## [EXERCISE GOAL]
Omit the images and return the remaining entries unchanged.

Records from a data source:
==*==

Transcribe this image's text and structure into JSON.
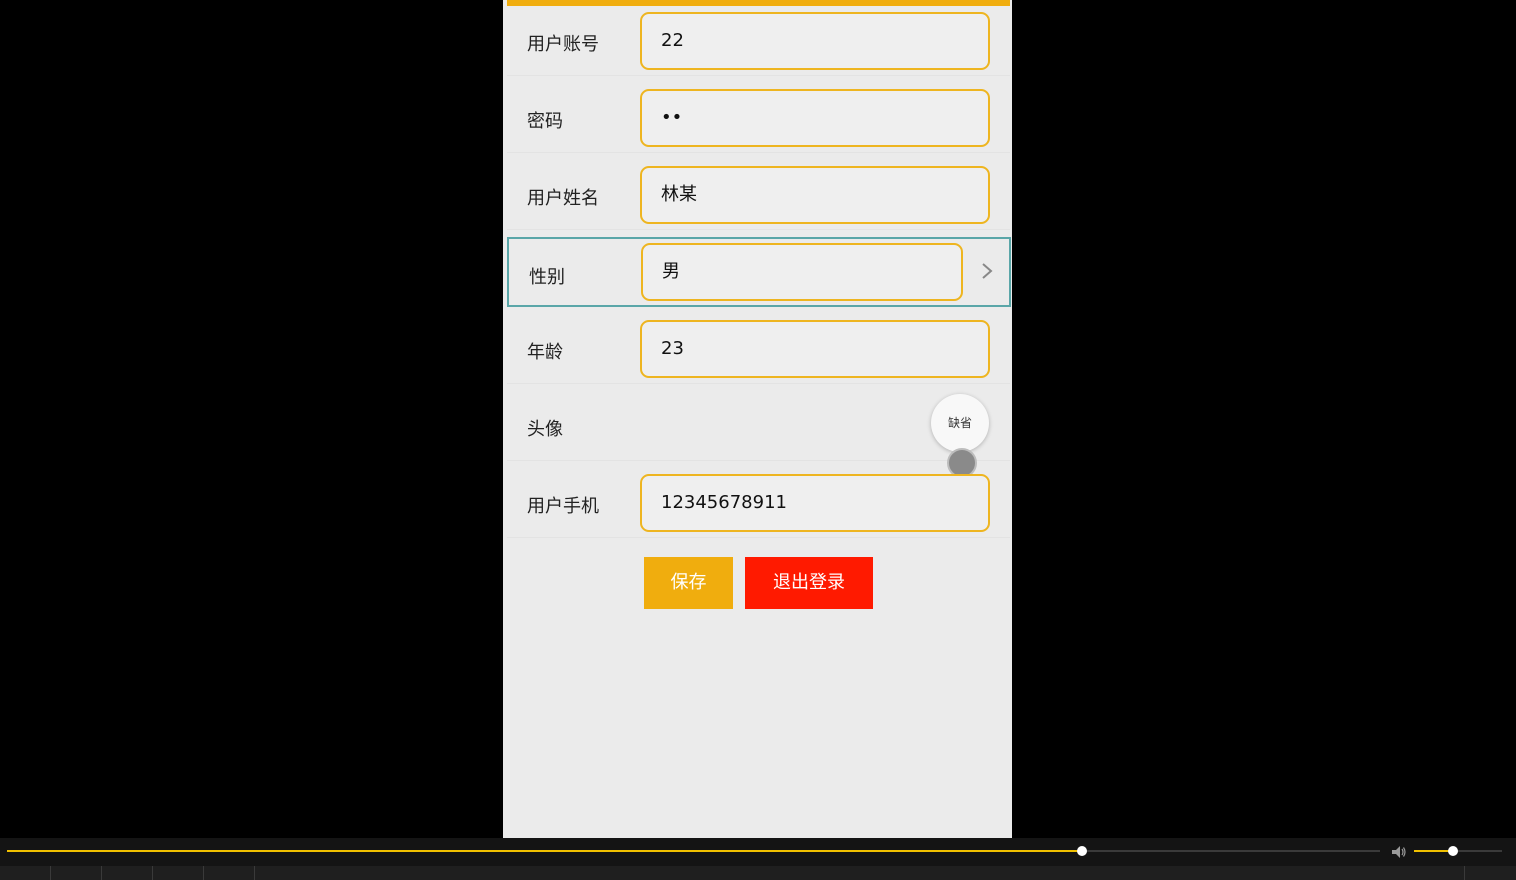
{
  "form": {
    "account": {
      "label": "用户账号",
      "value": "22"
    },
    "password": {
      "label": "密码",
      "value": "••"
    },
    "name": {
      "label": "用户姓名",
      "value": "林某"
    },
    "gender": {
      "label": "性别",
      "value": "男"
    },
    "age": {
      "label": "年龄",
      "value": "23"
    },
    "avatar": {
      "label": "头像",
      "placeholder_text": "缺省"
    },
    "phone": {
      "label": "用户手机",
      "value": "12345678911"
    }
  },
  "actions": {
    "save_label": "保存",
    "logout_label": "退出登录"
  },
  "player": {
    "progress_fraction": 0.783,
    "volume_fraction": 0.44
  },
  "colors": {
    "accent": "#f0ad0e",
    "danger": "#ff1a00",
    "field_border": "#eeb520"
  }
}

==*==

## [RESPONSE TO THE TASK]
Transcribe this image's text and structure into JSON.
{
  "form": {
    "account": {
      "label": "用户账号",
      "value": "22"
    },
    "password": {
      "label": "密码",
      "value": "••"
    },
    "name": {
      "label": "用户姓名",
      "value": "林某"
    },
    "gender": {
      "label": "性别",
      "value": "男"
    },
    "age": {
      "label": "年龄",
      "value": "23"
    },
    "avatar": {
      "label": "头像",
      "placeholder_text": "缺省"
    },
    "phone": {
      "label": "用户手机",
      "value": "12345678911"
    }
  },
  "actions": {
    "save_label": "保存",
    "logout_label": "退出登录"
  },
  "player": {
    "progress_fraction": 0.783,
    "volume_fraction": 0.44
  },
  "colors": {
    "accent": "#f0ad0e",
    "danger": "#ff1a00",
    "field_border": "#eeb520"
  }
}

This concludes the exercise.